While he may have passed through the world as a person who was not explicitly a Christian, those of us who do claim that identity may be reminded through the example of Black’s life that little things, perhaps not noticed overtly by the world but still shaping that world, may yet have profound effect for the kingdom of God. 

May we continue to faithfully follow the one we call both Lord and Savior, trusting the results to his most capable hands.

Sunday, February 5, 2012

He Still Speaks

This morning I had the opportunity to read the Bible aloud for the congregation during worship.  The passage I read was Hebrews 11:1-19.  Over the last few days I read it aloud at home several times, so that I would be somewhat familiar with it and not stumble over any words or phrases as I read.  As I did this preparation I found that one phrase, verse 4b, just seemed to linger in mind when I was done reading.  It says,

            “And through his faith, though he died, he still speaks.”

In looking back to the first part of the verse we see that the author is talking about Abel, whose offering to God in Genesis 4, was found acceptable by God.  The intent of the author of Hebrews is that Abel, who has been dead a very long time, continues to “speak” to people of his faith in God.  In making his offering he demonstrates that the giving of our best back to God is something that pleases God.

The fuller reading that I did mentions a number of other people from the Old Testament who had faith in God, including Enoch, Noah, Abraham, Sarah, Isaac and Jacob.  Each one of them was long-dead at the time Hebrews was written, and none of them were perfect models of holy living, and yet each of them, in their own way, continues to bear witness to God. 

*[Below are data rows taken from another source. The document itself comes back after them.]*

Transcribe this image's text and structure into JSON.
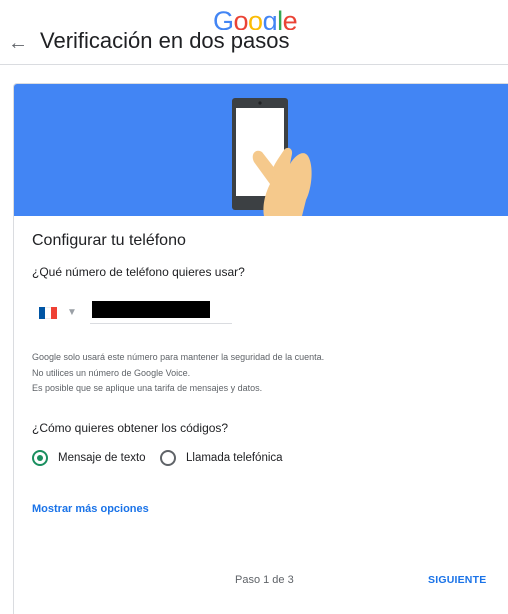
{
  "brand": {
    "logo_text": "Google"
  },
  "header": {
    "back_icon": "arrow-left-icon",
    "title": "Verificación en dos pasos"
  },
  "card": {
    "title": "Configurar tu teléfono",
    "phone_question": "¿Qué número de teléfono quieres usar?",
    "country": {
      "flag": "france-flag-icon",
      "caret": "▼"
    },
    "phone_value": "",
    "info_lines": [
      "Google solo usará este número para mantener la seguridad de la cuenta.",
      "No utilices un número de Google Voice.",
      "Es posible que se aplique una tarifa de mensajes y datos."
    ],
    "code_question": "¿Cómo quieres obtener los códigos?",
    "options": [
      {
        "label": "Mensaje de texto",
        "selected": true
      },
      {
        "label": "Llamada telefónica",
        "selected": false
      }
    ],
    "more_options": "Mostrar más opciones",
    "step": "Paso 1 de 3",
    "next_label": "SIGUIENTE"
  },
  "colors": {
    "banner": "#4285F4",
    "accent": "#1a73e8",
    "radio_selected": "#1a8f5f"
  }
}
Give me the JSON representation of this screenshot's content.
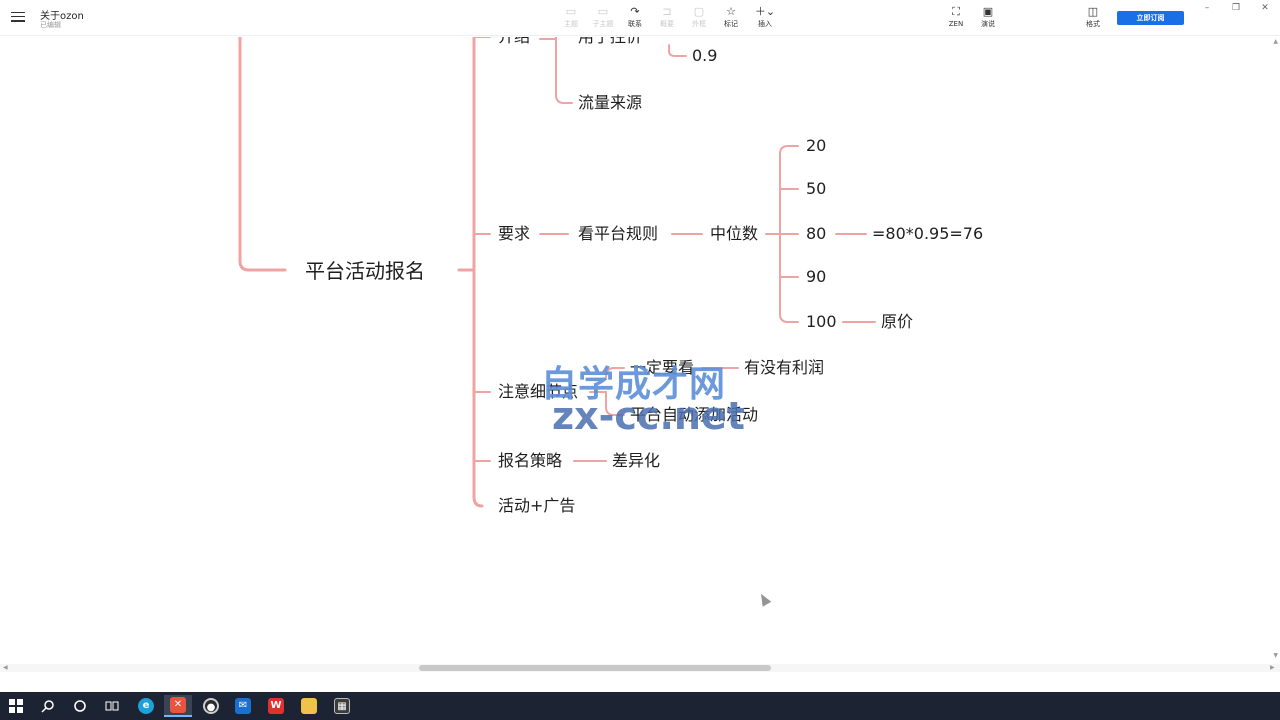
{
  "window": {
    "title": "关于ozon",
    "status": "已编辑"
  },
  "toolbar": {
    "items": [
      {
        "label": "主题",
        "icon": "topic-icon",
        "enabled": false
      },
      {
        "label": "子主题",
        "icon": "subtopic-icon",
        "enabled": false
      },
      {
        "label": "联系",
        "icon": "relation-icon",
        "enabled": true
      },
      {
        "label": "概要",
        "icon": "summary-icon",
        "enabled": false
      },
      {
        "label": "外框",
        "icon": "boundary-icon",
        "enabled": false
      },
      {
        "label": "标记",
        "icon": "marker-star-icon",
        "enabled": true
      },
      {
        "label": "插入",
        "icon": "insert-plus-icon",
        "enabled": true
      }
    ],
    "zen_label": "ZEN",
    "present_label": "演说",
    "format_label": "格式",
    "subscribe_label": "立即订阅"
  },
  "mindmap": {
    "root": "平台活动报名",
    "branches": {
      "intro": "介绍",
      "intro_child": "用于控价",
      "intro_value": "0.9",
      "traffic": "流量来源",
      "requirement": "要求",
      "rules": "看平台规则",
      "median": "中位数",
      "values": [
        "20",
        "50",
        "80",
        "90",
        "100"
      ],
      "formula": "=80*0.95=76",
      "original_price": "原价",
      "notes": "注意细节点",
      "must_check": "一定要看",
      "profit": "有没有利润",
      "auto_add": "平台自动添加活动",
      "strategy": "报名策略",
      "differentiation": "差异化",
      "activity_ads": "活动+广告"
    }
  },
  "watermark": {
    "line1": "自学成才网",
    "line2": "zx-cc.net"
  },
  "colors": {
    "branch_line": "#efa3a3",
    "accent": "#1a6fe6",
    "taskbar": "#1c2433"
  }
}
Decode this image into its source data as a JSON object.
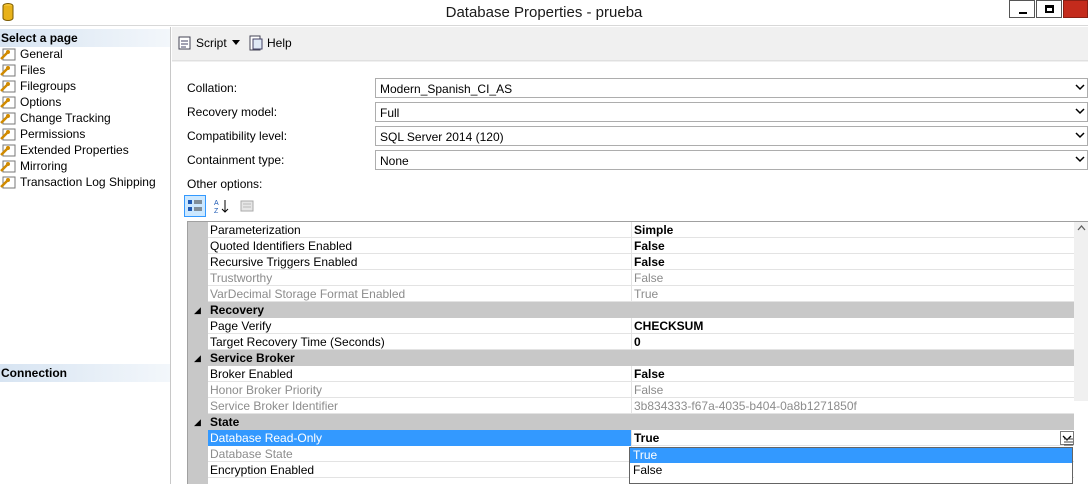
{
  "window": {
    "title": "Database Properties - prueba"
  },
  "left_pane": {
    "select_page_header": "Select a page",
    "pages": [
      "General",
      "Files",
      "Filegroups",
      "Options",
      "Change Tracking",
      "Permissions",
      "Extended Properties",
      "Mirroring",
      "Transaction Log Shipping"
    ],
    "connection_header": "Connection"
  },
  "toolbar": {
    "script_label": "Script",
    "help_label": "Help"
  },
  "fields": [
    {
      "label": "Collation:",
      "value": "Modern_Spanish_CI_AS"
    },
    {
      "label": "Recovery model:",
      "value": "Full"
    },
    {
      "label": "Compatibility level:",
      "value": "SQL Server 2014 (120)"
    },
    {
      "label": "Containment type:",
      "value": "None"
    }
  ],
  "other_options_label": "Other options:",
  "properties": [
    {
      "name": "Parameterization",
      "value": "Simple"
    },
    {
      "name": "Quoted Identifiers Enabled",
      "value": "False"
    },
    {
      "name": "Recursive Triggers Enabled",
      "value": "False"
    },
    {
      "name": "Trustworthy",
      "value": "False"
    },
    {
      "name": "VarDecimal Storage Format Enabled",
      "value": "True"
    },
    {
      "name": "Recovery"
    },
    {
      "name": "Page Verify",
      "value": "CHECKSUM"
    },
    {
      "name": "Target Recovery Time (Seconds)",
      "value": "0"
    },
    {
      "name": "Service Broker"
    },
    {
      "name": "Broker Enabled",
      "value": "False"
    },
    {
      "name": "Honor Broker Priority",
      "value": "False"
    },
    {
      "name": "Service Broker Identifier",
      "value": "3b834333-f67a-4035-b404-0a8b1271850f"
    },
    {
      "name": "State"
    },
    {
      "name": "Database Read-Only",
      "value": "True"
    },
    {
      "name": "Database State"
    },
    {
      "name": "Encryption Enabled"
    }
  ],
  "dropdown_options": [
    "True",
    "False"
  ],
  "colors": {
    "selection": "#3399ff",
    "category_band": "#c8c8c8",
    "close_button": "#c42b1c"
  }
}
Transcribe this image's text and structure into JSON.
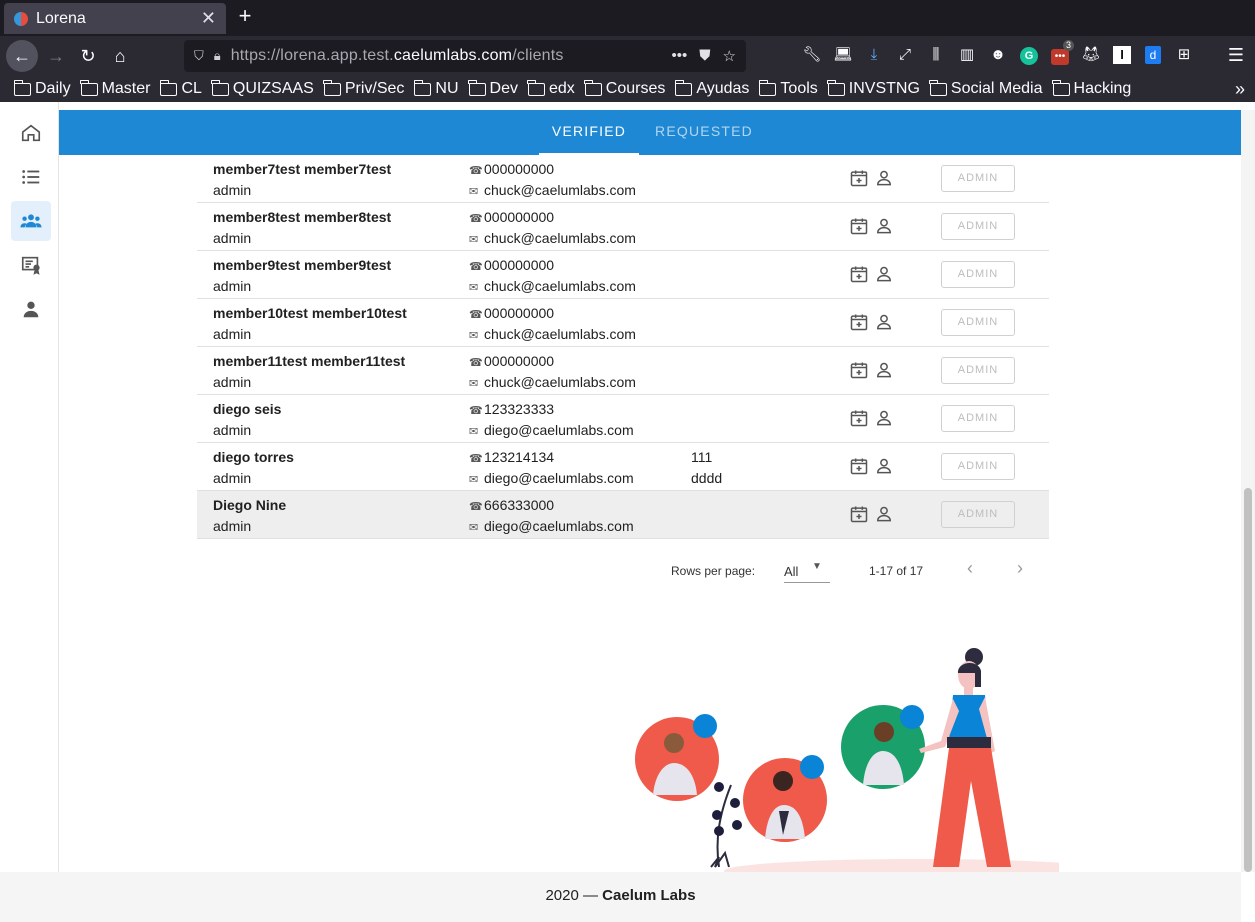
{
  "browser": {
    "tab_title": "Lorena",
    "tab_close": "✕",
    "new_tab": "+",
    "url_prefix": "https://lorena.app.test.",
    "url_domain": "caelumlabs.com",
    "url_path": "/clients",
    "toolbar_badge": "3",
    "bookmarks": [
      "Daily",
      "Master",
      "CL",
      "QUIZSAAS",
      "Priv/Sec",
      "NU",
      "Dev",
      "edx",
      "Courses",
      "Ayudas",
      "Tools",
      "INVSTNG",
      "Social Media",
      "Hacking"
    ]
  },
  "header": {
    "tab_verified": "VERIFIED",
    "tab_requested": "REQUESTED"
  },
  "nav": {
    "items": [
      "home-icon",
      "list-icon",
      "group-icon",
      "certificate-icon",
      "person-icon"
    ],
    "active": "group-icon"
  },
  "clients": [
    {
      "name": "member7test member7test",
      "role": "admin",
      "phone": "000000000",
      "email": "chuck@caelumlabs.com",
      "extra1": "",
      "extra2": "",
      "action": "ADMIN"
    },
    {
      "name": "member8test member8test",
      "role": "admin",
      "phone": "000000000",
      "email": "chuck@caelumlabs.com",
      "extra1": "",
      "extra2": "",
      "action": "ADMIN"
    },
    {
      "name": "member9test member9test",
      "role": "admin",
      "phone": "000000000",
      "email": "chuck@caelumlabs.com",
      "extra1": "",
      "extra2": "",
      "action": "ADMIN"
    },
    {
      "name": "member10test member10test",
      "role": "admin",
      "phone": "000000000",
      "email": "chuck@caelumlabs.com",
      "extra1": "",
      "extra2": "",
      "action": "ADMIN"
    },
    {
      "name": "member11test member11test",
      "role": "admin",
      "phone": "000000000",
      "email": "chuck@caelumlabs.com",
      "extra1": "",
      "extra2": "",
      "action": "ADMIN"
    },
    {
      "name": "diego seis",
      "role": "admin",
      "phone": "123323333",
      "email": "diego@caelumlabs.com",
      "extra1": "",
      "extra2": "",
      "action": "ADMIN"
    },
    {
      "name": "diego torres",
      "role": "admin",
      "phone": "123214134",
      "email": "diego@caelumlabs.com",
      "extra1": "111",
      "extra2": "dddd",
      "action": "ADMIN"
    },
    {
      "name": "Diego Nine",
      "role": "admin",
      "phone": "666333000",
      "email": "diego@caelumlabs.com",
      "extra1": "",
      "extra2": "",
      "action": "ADMIN"
    }
  ],
  "pagination": {
    "rows_per_page_label": "Rows per page:",
    "rows_per_page_value": "All",
    "range": "1-17 of 17"
  },
  "footer": {
    "year": "2020 —",
    "company": "Caelum Labs"
  },
  "colors": {
    "header": "#1e88d4",
    "accent_circle": "#f05a4a",
    "dot_blue": "#0a84d6",
    "green_circle": "#1aa06a"
  }
}
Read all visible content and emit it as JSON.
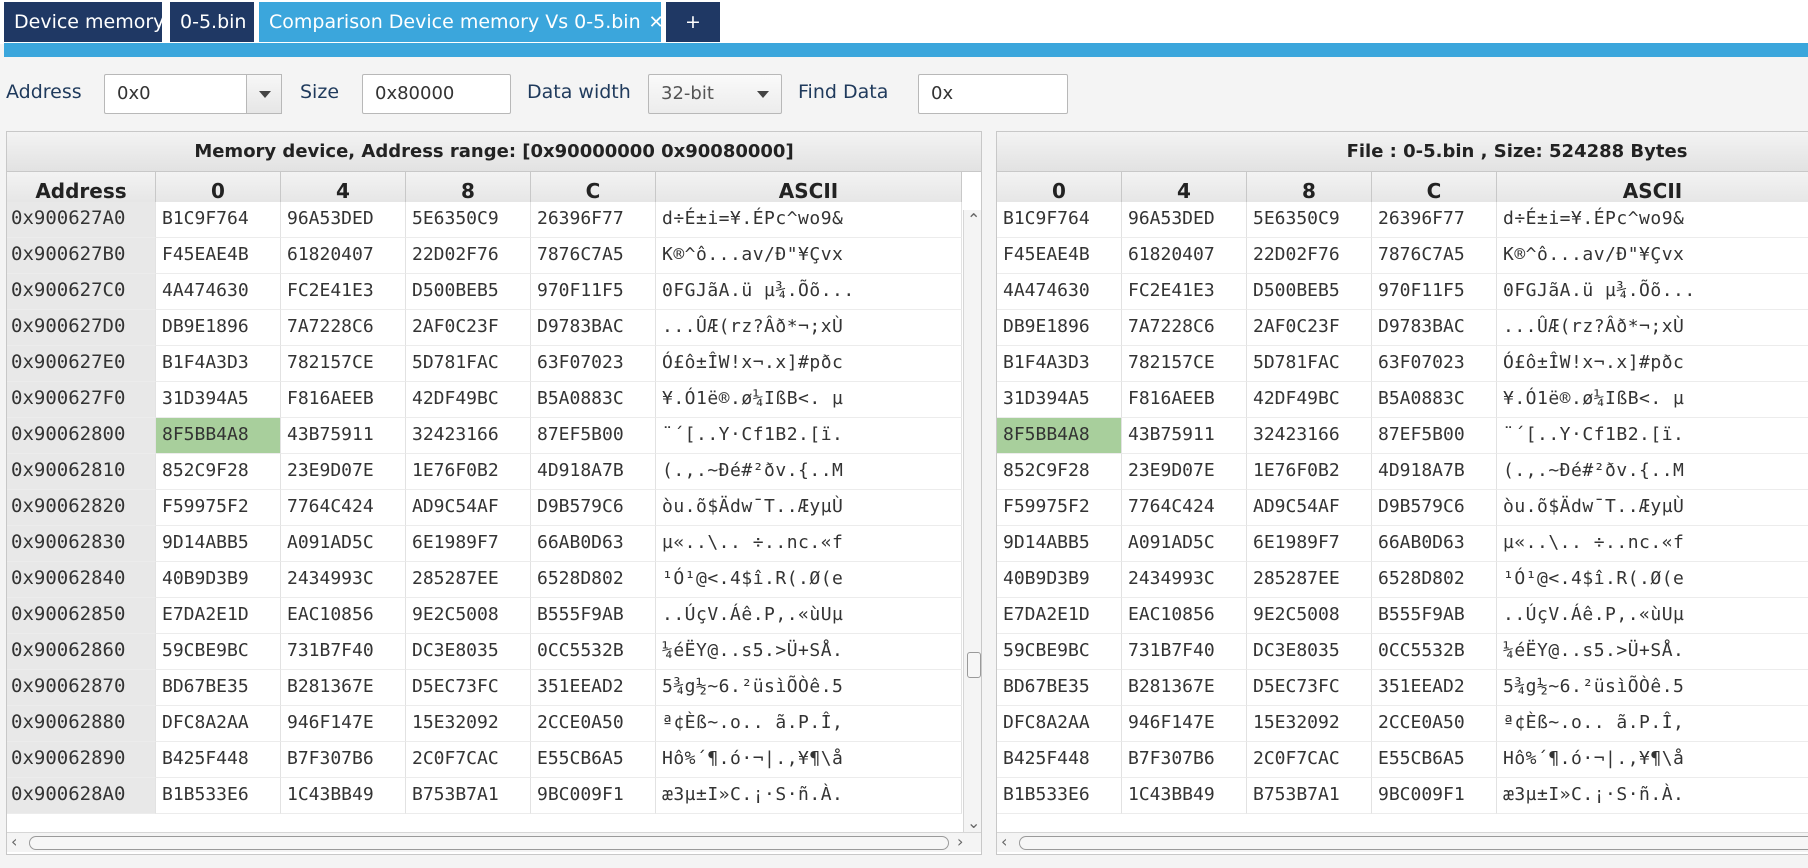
{
  "tabs": [
    {
      "label": "Device memory",
      "active": false
    },
    {
      "label": "0-5.bin",
      "active": false
    },
    {
      "label": "Comparison Device memory Vs 0-5.bin",
      "active": true,
      "close": "✕"
    },
    {
      "label": "+",
      "active": false
    }
  ],
  "toolbar": {
    "address_label": "Address",
    "address_value": "0x0",
    "size_label": "Size",
    "size_value": "0x80000",
    "width_label": "Data width",
    "width_value": "32-bit",
    "find_label": "Find Data",
    "find_value": "0x"
  },
  "left_pane": {
    "title": "Memory device, Address range: [0x90000000 0x90080000]",
    "columns": [
      "Address",
      "0",
      "4",
      "8",
      "C",
      "ASCII"
    ]
  },
  "right_pane": {
    "title": "File : 0-5.bin , Size: 524288 Bytes",
    "columns": [
      "0",
      "4",
      "8",
      "C",
      "ASCII"
    ]
  },
  "highlight_color": "#a8cf9c",
  "rows": [
    {
      "addr": "0x900627A0",
      "w": [
        "B1C9F764",
        "96A53DED",
        "5E6350C9",
        "26396F77"
      ],
      "ascii": "d÷É±i=¥.ÉPc^wo9&"
    },
    {
      "addr": "0x900627B0",
      "w": [
        "F45EAE4B",
        "61820407",
        "22D02F76",
        "7876C7A5"
      ],
      "ascii": "K®^ô...av/Ð\"¥Çvx"
    },
    {
      "addr": "0x900627C0",
      "w": [
        "4A474630",
        "FC2E41E3",
        "D500BEB5",
        "970F11F5"
      ],
      "ascii": "0FGJãA.ü µ¾.Õõ..."
    },
    {
      "addr": "0x900627D0",
      "w": [
        "DB9E1896",
        "7A7228C6",
        "2AF0C23F",
        "D9783BAC"
      ],
      "ascii": "...ÛÆ(rz?Âð*¬;xÙ"
    },
    {
      "addr": "0x900627E0",
      "w": [
        "B1F4A3D3",
        "782157CE",
        "5D781FAC",
        "63F07023"
      ],
      "ascii": "Ó£ô±ÎW!x¬.x]#pðc"
    },
    {
      "addr": "0x900627F0",
      "w": [
        "31D394A5",
        "F816AEEB",
        "42DF49BC",
        "B5A0883C"
      ],
      "ascii": "¥.Ó1ë®.ø¼IßB<. µ"
    },
    {
      "addr": "0x90062800",
      "w": [
        "8F5BB4A8",
        "43B75911",
        "32423166",
        "87EF5B00"
      ],
      "ascii": "¨´[..Y·Cf1B2.[ï.",
      "hl": 0
    },
    {
      "addr": "0x90062810",
      "w": [
        "852C9F28",
        "23E9D07E",
        "1E76F0B2",
        "4D918A7B"
      ],
      "ascii": "(.,.~Ðé#²ðv.{..M"
    },
    {
      "addr": "0x90062820",
      "w": [
        "F59975F2",
        "7764C424",
        "AD9C54AF",
        "D9B579C6"
      ],
      "ascii": "òu.õ$Ädw¯T..ÆyµÙ"
    },
    {
      "addr": "0x90062830",
      "w": [
        "9D14ABB5",
        "A091AD5C",
        "6E1989F7",
        "66AB0D63"
      ],
      "ascii": "µ«..\\.. ÷..nc.«f"
    },
    {
      "addr": "0x90062840",
      "w": [
        "40B9D3B9",
        "2434993C",
        "285287EE",
        "6528D802"
      ],
      "ascii": "¹Ó¹@<.4$î.R(.Ø(e"
    },
    {
      "addr": "0x90062850",
      "w": [
        "E7DA2E1D",
        "EAC10856",
        "9E2C5008",
        "B555F9AB"
      ],
      "ascii": "..ÚçV.Áê.P,.«ùUµ"
    },
    {
      "addr": "0x90062860",
      "w": [
        "59CBE9BC",
        "731B7F40",
        "DC3E8035",
        "0CC5532B"
      ],
      "ascii": "¼éËY@..s5.>Ü+SÅ."
    },
    {
      "addr": "0x90062870",
      "w": [
        "BD67BE35",
        "B281367E",
        "D5EC73FC",
        "351EEAD2"
      ],
      "ascii": "5¾g½~6.²üsìÕÒê.5"
    },
    {
      "addr": "0x90062880",
      "w": [
        "DFC8A2AA",
        "946F147E",
        "15E32092",
        "2CCE0A50"
      ],
      "ascii": "ª¢Èß~.o.. ã.P.Î,"
    },
    {
      "addr": "0x90062890",
      "w": [
        "B425F448",
        "B7F307B6",
        "2C0F7CAC",
        "E55CB6A5"
      ],
      "ascii": "Hô%´¶.ó·¬|.,¥¶\\å"
    },
    {
      "addr": "0x900628A0",
      "w": [
        "B1B533E6",
        "1C43BB49",
        "B753B7A1",
        "9BC009F1"
      ],
      "ascii": "æ3µ±I»C.¡·S·ñ.À."
    }
  ]
}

And that brought this question to my mind:

Who are the people whose lives have testified to their faith and whose examples still speak to me? 

Here is one example.

In 1986 or ’87 I had a brief acquaintance with a woman named Trudy.  I don’t recall how it came up that she was a Christian but in conversation one day she mentioned that she was going to be praying with another person that day.  Again, I don’t recall the specifics, or the timeline, of our discussions over 2-3 days but she knew that I wasn’t a Christian, at least not in anything but the most nominal sense.  And the fact is that my faith was so nominal that I didn’t even know it.

As she went off to meet this other person for prayer Trudy said that she “would pray for me.”  I don’t recall my response but I do recall what I thought, which was “Whatever.  Suit yourself.”  The circumstances that brought us briefly together changed and I never saw Trudy again.   

Moving forward in time, to October, 2000, God worked powerfully in my life, and faith in him became a real thing, something that remains so today.  In the intervening 11 years I have occasionally looked back on my life, to the times before the fall of 2000, and seen places where God had been evident in the circumstances of my life but I was completely inattentive and disinterested.  The brief connection with Trudy is one of them. 

I have no idea how long she prayed for me, whether it was just that one day or if it became an ongoing prayer of hers.  I like to think that she carried on and prayed in the manner that C.S. Lewis describes in Letters to Malcolm: Chiefly on Prayer.  Lewis wrote that he was often uncertain how long he should carry a particular prayer concern, but that he was certain that any particular day was not the day to stop praying for that concern.    

Trudy was one of those people whose name belongs aside all of the others of Hebrews 11.  She was a person who bore faithful witness to her Lord and Savior, and by whose example God continues to speak to me today.

Throughout history there have been people with faith in God, people who have given witness of that faith to those around them.  Some of their names are in the Bible, such as the ones I mentioned above.  Others are in the history books, such as Augustine, Luther, Calvin and Bonhoeffer.  And still others are in the pews, sitting next to us each Sunday.

Who has God placed in your life to shape your faith? 

And through you, who is God speaking to?

Scripture quotations are from The Holy Bible, English Standard Version® (ESV®), copyright © 2001 by Crossway, a publishing ministry of Good News Publishers. Used by permission. All rights reserved.